Pendeen Lighthouse, by Barbara Ashley

Map of the area.

Friday, 11 November 2016


This prominent headland on the stretch of coast between St Ives and Lands End got its name from the fact that its shape is reminiscent of the gurnard fish.  There has always been a lone pub on the headland as long as I can remember.  Back in the day it was a normal, unassuming St Austell Ales inn, but now, as a sign of the times, it has been turned into a smart hotel and gastropub, no doubt a welcome stop along this wild coast for those walking the South West Coast Path. 

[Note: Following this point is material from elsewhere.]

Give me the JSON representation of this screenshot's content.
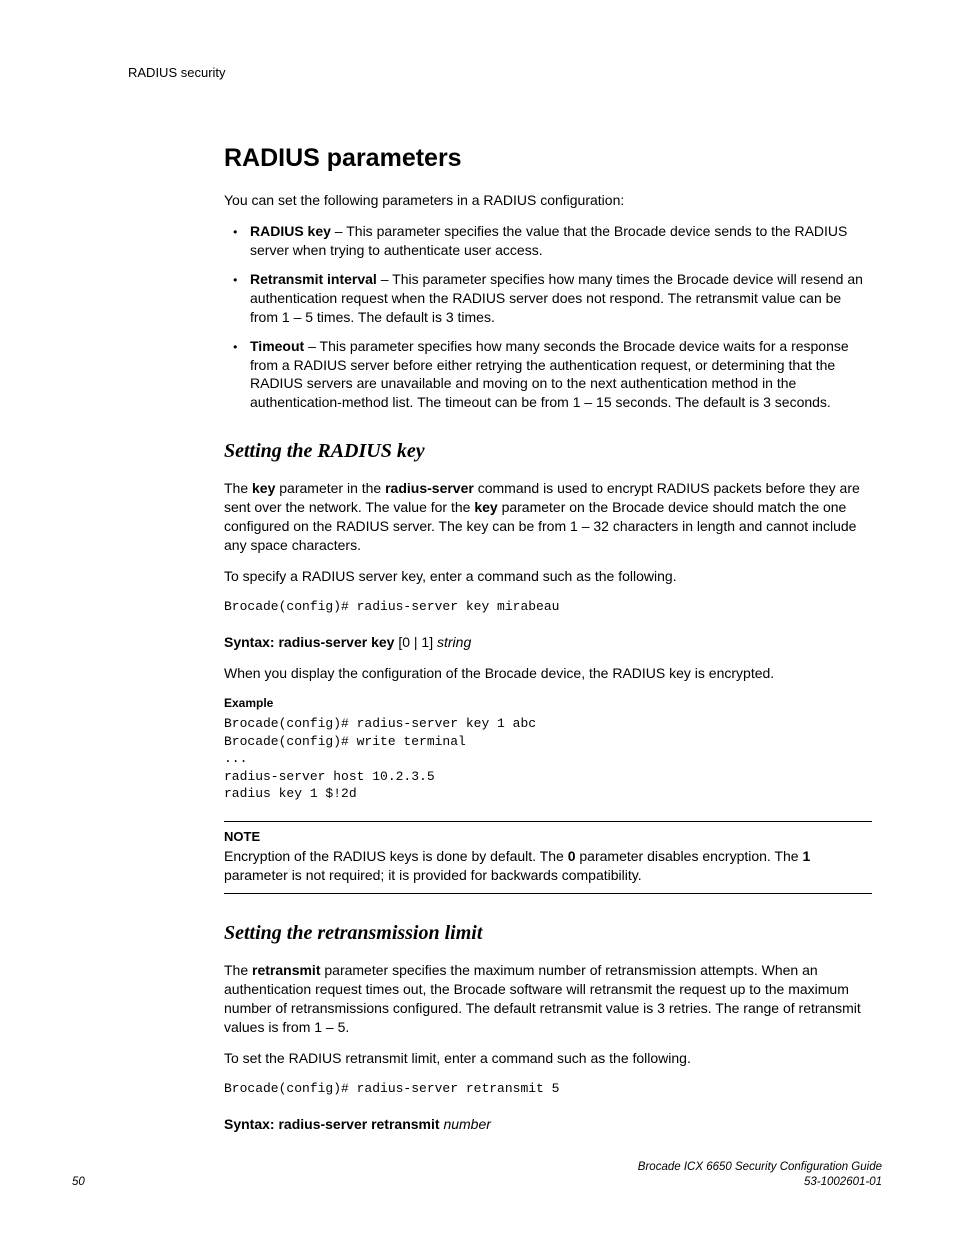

There is an iron age hill fort called Trereen Dinas (‘fort at the farm on the point’) on the headland, the remnants of which can still just about be made out in the form of a ditch and a bank with some drystone walling.  In the early 1800s there was a copper mine named Wheal Treen in operation on Gurnard’s Head, but it fell into disuse in 1877.  Now there is just the hotel and the nearby village of Treen.  The nearest beach to the headland is Treen Cove, a short distance to the east of the headland.  Probably not one for families, as there are no facilities and no lifeguard cover, just the wild beauty of the Atlantic breakers crashing on to the shore.

Map of the area. 

Gurnard's Head, by Barbara Ashley